When people are fearful and when it seems increasingly that events around them are out of their control, they tend to lock onto some tangible reality no matter how absurd. Doomsday scenarios have been part of civilization since the beginning of human existence on this planet traversing the cosmos.
Human nature seems to want as the Germans would say—Gotterdammerung. Perhaps there is some collected sense of subconscious judgment which humans wish upon the world and themselves.
Perhaps it is a recessive memory of being tossed out of paradise. All cultures mention a place from the forgotten regions of the past where there was joy, peace, love and abundance. The mists of time may have faded Aidenn, but it is there just out of reach of the human hand.
They longed for the past and the future to be somehow tied with the present. These people were our progenitors.
To face a hostile world was a psychological trauma with which our progenitors wrestled daily. To add to the trauma a great flood occurred which destroyed the current society and culture.
One people of one tongue decided to build a tower to avoid doomsday. Unfortunately, the world’s first joint building project came to a dismal halt on that ancient plain of Shinar.
So what is a group of survivors to do? Fan out across the globe and establish communities independent of distant neighbors.
One such community was Sodom and Gomorrah. The cities of the plain on a sea with abundant life were the epitome of what the children of a global disaster could do, given time. Unfortunately, human enemies could be defeated with help from a desert nomad in search of his destiny, but out of the heavens a rain of fire and hail wiped the cities of the plain out of existence and turned the vibrant sea into a deadly sea of salt unfit for life.
We could continue to recite numerous examples down to the present—the Justinian Plague which wiped out half of Europe in the 6th century; the Black Death which began in Europe around 1347 and decimated 30% of the population; the China’s Yunnan Plague in 1894 which spread to Hong Kong, to Hawaii and San Francisco in 1900; World War I claimed 16 million lives; the Influenza Epidemic of 1918 killed over 50 million; World War II was over 60 million; Joseph Stalin’s regime (1924-53) 20 million; Mao Zedong’s regime (1949-1975) 40 million; the disintegration of the economy, political chaos, some religious people and groups gone wild, etc. No wonder there is a great deal of fear and uncertainty in the world today.

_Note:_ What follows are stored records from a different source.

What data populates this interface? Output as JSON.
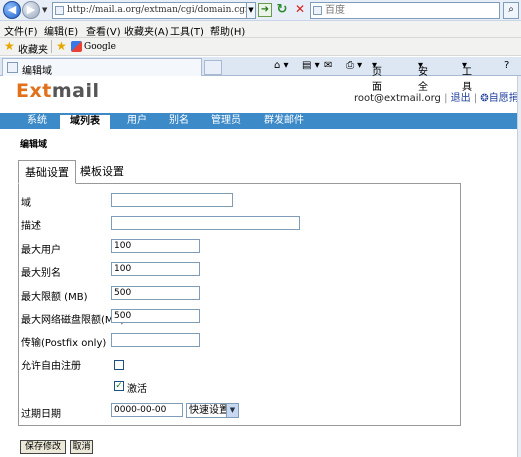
{
  "browser": {
    "address": "http://mail.а.org/extman/cgi/domain.cgi?_",
    "search_placeholder": "百度",
    "menu": [
      "文件(F)",
      "编辑(E)",
      "查看(V)",
      "收藏夹(A)",
      "工具(T)",
      "帮助(H)"
    ],
    "favorites_label": "收藏夹",
    "favorite_link": "Google",
    "tab_title": "编辑域",
    "toolbar": {
      "page": "页面",
      "safety": "安全",
      "tools": "工具"
    }
  },
  "app": {
    "logo_ext": "Ext",
    "logo_mail": "mail",
    "user": "root@extmail.org",
    "sep1": "|",
    "logout": "退出",
    "sep2": "|",
    "donate": "自愿捐助"
  },
  "nav": [
    "系统",
    "域列表",
    "用户",
    "别名",
    "管理员",
    "群发邮件"
  ],
  "page_title": "编辑域",
  "form_tabs": [
    "基础设置",
    "模板设置"
  ],
  "fields": {
    "domain_label": "域",
    "domain_value": "",
    "desc_label": "描述",
    "desc_value": "",
    "max_users_label": "最大用户",
    "max_users_value": "100",
    "max_alias_label": "最大别名",
    "max_alias_value": "100",
    "max_quota_label": "最大限额 (MB)",
    "max_quota_value": "500",
    "max_netdisk_label": "最大网络磁盘限额(MB)",
    "max_netdisk_value": "500",
    "transport_label": "传输(Postfix only)",
    "transport_value": "",
    "allow_signup_label": "允许自由注册",
    "allow_signup_checked": false,
    "active_label": "激活",
    "active_checked": true,
    "expire_label": "过期日期",
    "expire_value": "0000-00-00",
    "quick_set_label": "快速设置"
  },
  "buttons": {
    "save": "保存修改",
    "cancel": "取消"
  },
  "colors": {
    "nav_band": "#3d8ac9",
    "logo_ext": "#e0701a"
  }
}
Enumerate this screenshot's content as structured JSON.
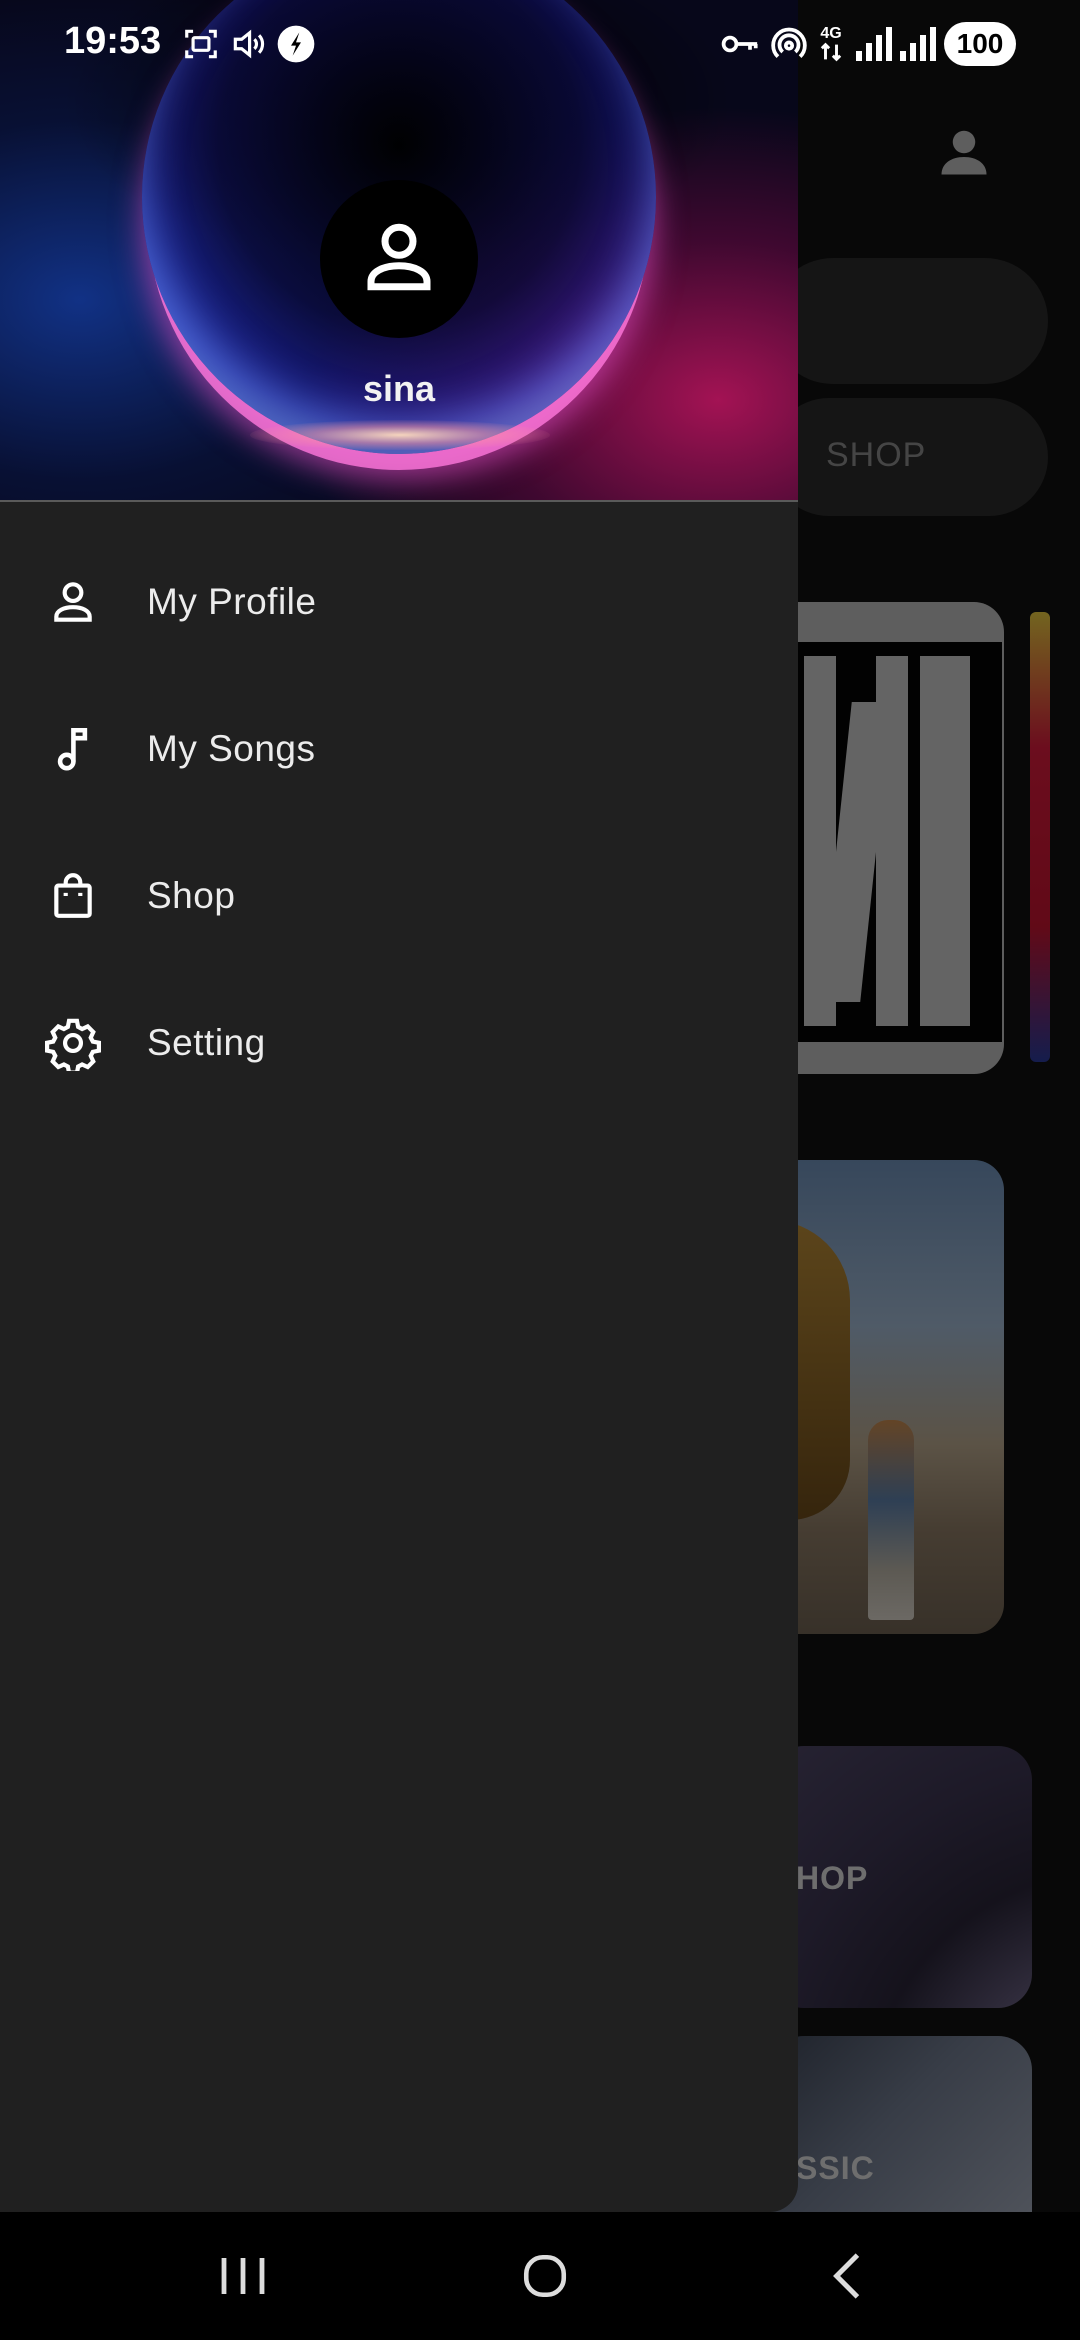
{
  "status_bar": {
    "time": "19:53",
    "network": "4G",
    "battery": "100",
    "icons": [
      "screenshot-icon",
      "vibrate-icon",
      "app-notification-icon",
      "vpn-key-icon",
      "hotspot-icon",
      "data-arrows-icon",
      "signal-icon",
      "signal-icon",
      "battery-icon"
    ]
  },
  "background": {
    "tabs_label": "SHOP",
    "card1_label": "HOP",
    "card2_label": "SSIC"
  },
  "drawer": {
    "username": "sina",
    "menu": [
      {
        "label": "My Profile",
        "icon": "person-icon"
      },
      {
        "label": "My Songs",
        "icon": "music-note-icon"
      },
      {
        "label": "Shop",
        "icon": "shopping-bag-icon"
      },
      {
        "label": "Setting",
        "icon": "gear-icon"
      }
    ]
  },
  "nav_bar": {
    "buttons": [
      "recent-apps-icon",
      "home-icon",
      "back-icon"
    ]
  },
  "colors": {
    "drawer_bg": "#202020",
    "app_bg": "#101010",
    "text": "#ececec"
  }
}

With these images burned into the collective consciousness, it is understandable that life on this planet hangs by a hair of a camel. If you want to make it current, it’s the oil on which the world depends and those few who control the flow. An economy built on fossil fuels is an economy facing extinction.
At the same time, as more intellectuals and scientists dismiss the notion of God or gods involved in human affairs, this leaves people facing the future with little hope. These modern Valhalla burners may believe that they are doing the world a favor by removing what they believe are relics of superstition which plague modern humans, but removing these supports and at the same time advocating a sectarian world view of the future may do more damage to the human psyche.
Take away the hope of a future, what remains? If the only future a person has is endless death, what is the use of living?
At least, with the prospect of an afterlife it gives people something tangible to grasp in their daily struggles. Not tangible in the scientific method, but tangible in the emotional complexity of the human soul which cannot be proven or disapproved by current means.
Does a belief in an afterlife give you comfort? Does religion play a part in your daily life? Is science a sufficient partner in your life quest? Are the affairs of earth in the hands of random chance? Do you have hope? What’s your worldview? Your cosmic view? What does your future hold after you close your eyes for the last time on this planet traversing the cosmos?
Ponderings on this 31st day of January, the last day of the first month of 2011…
G. D. Williams © 2011
Gotterdammerung – Siegfried’s Funeral March
The Mastersingers of Nuremberg – Overture